Maintained by: David J. Birnbaum (djbpitt@gmail.com) [Creative Commons BY-NC-SA 3.0 Unported License] Last modified: 2016-11-28T14:45:24+0000


XQuery assignment #3

The texts

We have uploaded to the eXist database on Obdurodon (http://obdurodon.org:8080) some of the XML files that you have been developing for your projects, as well as some from previous semesters. There is at least one file for each project (except where prohibited by copyright), as follows:

To see the content of the document, you need to append something to the path. For example, doc('/db/course/decameron/engDecameron.xml') will find the Decameron document but it won’t render it, while doc('/db/course/decameron/engDecameron.xml')/* (note the /* at the end) will retrieve the root element (and all its contents), and doc('/db/course/decameron/engDecameron.xml')//tei:p will retrieve all of the <p> elements inside it (assuming you’ve mapped the tei: prefix to the TEI namespace).

The /* isn’t strictly required for all files in all projects, but it is for some, and it works for all of them, so we recommending including it as a matter of course.

The assignment

Select one of these texts and spend a few minutes looking at it to familiarize yourself with its overall structure. You may use your own project text or someone else’s. Then use eXide to develop a query or set of queries to explore the text you’ve chosen, that is, to extract and format something interesting about the text. Your XQuery should be more interesting and more sophisticated than just a simple XPath to retrieve the value of a single element, but what you find interesting in the text is for you to discover. We would suggest beginning by formulating a question and retrieving the information you need to answer it. Once you’re getting the data you want, try to incorporate your query into a structure that lets you embed the information you’re retrieving inside valid HTML output. Bear in mind:

Because the XML texts that we are using here are under development, they may be inconsistently or incompletely marked up. They are all well formed, however, which means that they can be explored with XML tools, including XQuery.

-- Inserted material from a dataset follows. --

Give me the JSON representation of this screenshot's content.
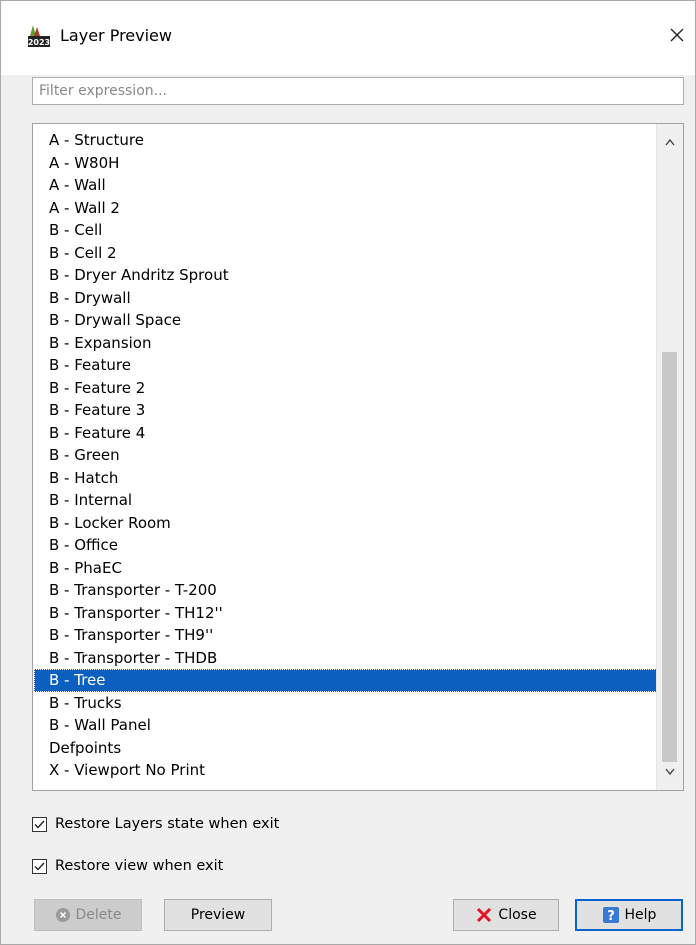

Remember that some may be in namespaces, in which case your queries need to refer to elements in the correct namespace.